Global corporations like Monsanto are waging an ideological war against not only critics but the public too. For instance, consider that the majority of the British public and the Canadian public have valid concerns about GM food and do not want them. However, the British government was found to have been secretly colluding with the industry and the Canadian government is attempting to soften up the public to try to get people to change their opinions. More…

Fukushima: a Lurking Global Catastrophe?

[Community]
Fukushima: a Lurking Global Catastrophe?
by Robert Hunziker
Posted March 5, 2017

Fukashima not under controlYear over year, ever since 2011, the Fukushima Daiichi nuclear meltdown grows worse and worse, an ugly testimonial to the inherent danger of generating electricity via nuclear fission, which produces isotopes, some of the most deadly poisonous elements on the face of the planet.

Fukushima Diiachi has been, and remains, one of the world’s largest experiments, i.e., what to do when all hell breaks lose aka The China Syndrome. “Scientists still don’t have all the information they need for a cleanup that the government estimates will take four decades and cost ¥8 trillion.
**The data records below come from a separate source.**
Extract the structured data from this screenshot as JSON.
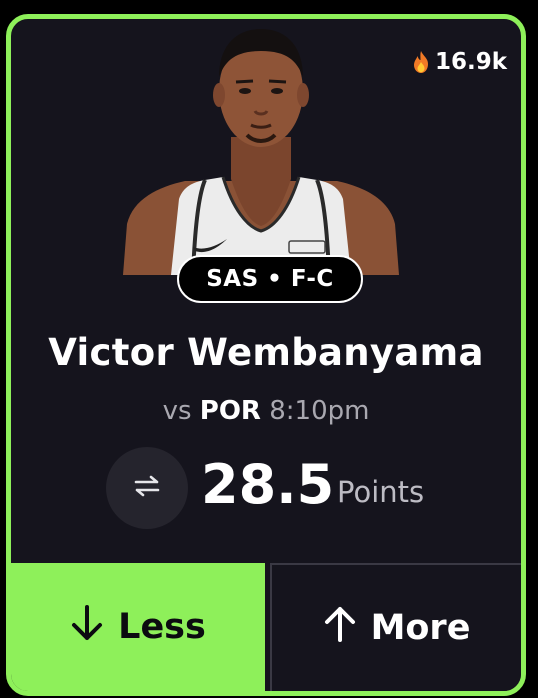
{
  "card": {
    "accent_color": "#8ef05a",
    "popularity": {
      "icon": "flame-icon",
      "count": "16.9k"
    },
    "player": {
      "photo": "player-headshot",
      "team_position": "SAS • F-C",
      "name": "Victor Wembanyama"
    },
    "matchup": {
      "prefix": "vs",
      "opponent": "POR",
      "time": "8:10pm"
    },
    "projection": {
      "swap_icon": "swap-arrows-icon",
      "value": "28.5",
      "stat": "Points"
    },
    "actions": {
      "less_icon": "arrow-down-icon",
      "less_label": "Less",
      "more_icon": "arrow-up-icon",
      "more_label": "More"
    }
  }
}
It is not yet known if the fuel melted into or through the containment vessel’s concrete floor, and determining the fuel’s radioactivity and location is crucial to inventing the technology to remove the melted fuel,”

As it happens, “”inventing technology” is experimental stage stuff. Still, there are several knowledgeable sources that believe the corium, or melted core, will never be recovered. Then what? More…

Page 10 of 12« First...89101112

End The Illusion Films

End The Illusion Blog

Quotable Sayings

quiet the mind to get a distortion free image

Only in quiet waters do things mirror themselves undistorted. Only in a quiet mind is adequate perception of the world.

Hans Margolius

More Quotable Sayings

_____________________________
_____________________________

The Shocking Truth about Our Money System and How We Can Break Free!

This site is designed for people who wish to follow important events, but do not have time to do a lot of reading. If you follow this site for a period of time, the daily fresh stories in different categories will over time provide you with an understanding of the “big picture” by showing you both the problems and the solutions. Hopefully this will inspire you to listen to your inner wisdom and become part of the solution.